23andMe, Inc., a known DNA-Testing company, is planning to offer new wellness options which might help its consumers with their weight-loss plans. However, a few experts from the field of genetics still can’t say for sure if the ‘science behind the products’ will be beneficial or not.

Recently, the Mountain View, a company based in California declared their partnership with an artificial-intelligence coaching service which functions by delivering unique advice about ways to prevent weight gain and diabetes through an app. The app, called ‘Lark Health,’ will need the customers to input genetic data that are weight-related, which it will obtain from 23andMe’s database.

Emily Drabant-Conley, the vice-president of business development at 23andMe, said that the idea was from their desire to help their customers to explore their genetics and do more using the information.

If they choose to continue their plans, the company will find themselves among a crowded marketplace in which companies who use DNA analysis to give their consumers custom-fit advice about wellness and family history. This kind of market has been a place of conflicting ideas and criticisms, as believers honor the idea of a new era of personalized-health, while critics advocate the lack of useful and beneficial information with the use of such tools. This process is called biohacking and although it is popular in wealthy areas, it has yet to hit the mainstream.

Scripps Research Institute geneticist Eric Topol explained that while the idea is satisfactory, there is still the fact that there is a lack of information whether the algorithms are indeed beneficial. This kind of information can be obtained through “proof of peer-reviewed publications with the prospective study”.

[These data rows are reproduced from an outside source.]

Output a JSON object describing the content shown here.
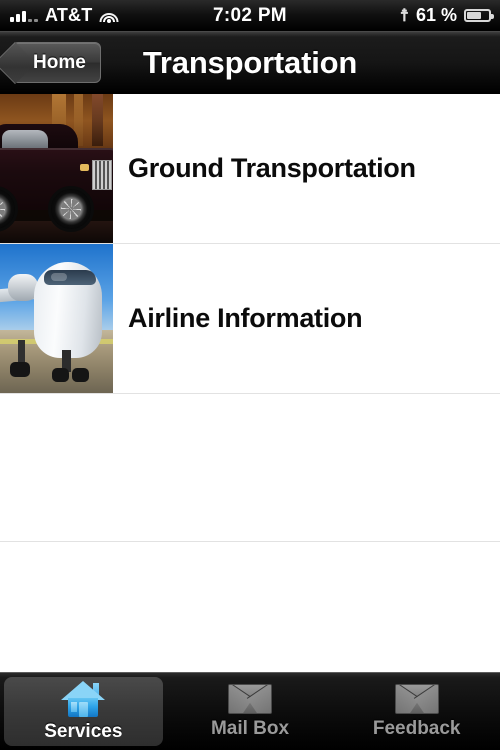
{
  "status_bar": {
    "signal_icon": "signal-bars-icon",
    "signal_bars_filled": 3,
    "signal_bars_total": 5,
    "carrier": "AT&T",
    "wifi_icon": "wifi-icon",
    "time": "7:02 PM",
    "bluetooth_icon": "bluetooth-icon",
    "battery_percent": "61 %",
    "battery_level": 61,
    "battery_icon": "battery-icon"
  },
  "nav_bar": {
    "back_label": "Home",
    "back_icon": "back-chevron-icon",
    "title": "Transportation"
  },
  "list": {
    "rows": [
      {
        "label": "Ground Transportation",
        "thumbnail": "luxury-car-photo"
      },
      {
        "label": "Airline Information",
        "thumbnail": "airplane-photo"
      }
    ]
  },
  "tab_bar": {
    "tabs": [
      {
        "label": "Services",
        "icon": "home-house-icon",
        "active": true
      },
      {
        "label": "Mail Box",
        "icon": "envelope-icon",
        "active": false
      },
      {
        "label": "Feedback",
        "icon": "envelope-icon",
        "active": false
      }
    ]
  },
  "colors": {
    "accent_blue": "#2ea4e8",
    "nav_background": "#151515",
    "list_background": "#ffffff",
    "separator": "#e2e2e2",
    "active_tab_label": "#ffffff",
    "inactive_tab_label": "#9a9a9a"
  }
}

On their defense, 23andMe stated how they merely use their data to do a smarter service which is already known to be popular due to its uptake. In its diabetes-prevention and wellness program, AI coaches from Lark helps track people’s activities like eating, exercising, and sleeping to come up with advice that will assist in the achievement one’s health goals. For examples, consumers can ask their AI if eating a burger will be an excellent choice for dinner. In case their weight report generated by 23andMe suggests the limitation of red meat, the AI may tell the consumer to limit their burger consumption.

Lark’s AI coach has gained a reputation by being recognized by more than two million people, as well as the Center for Disease Control. Along with peer reviews implying that the AI coach is almost as active as a human coach.

With their partnership, Lark’s apps will be able to access data from eight different reports from 23andMe. This information will include an individual’s weight profile, taste preferences, and sleeping habits.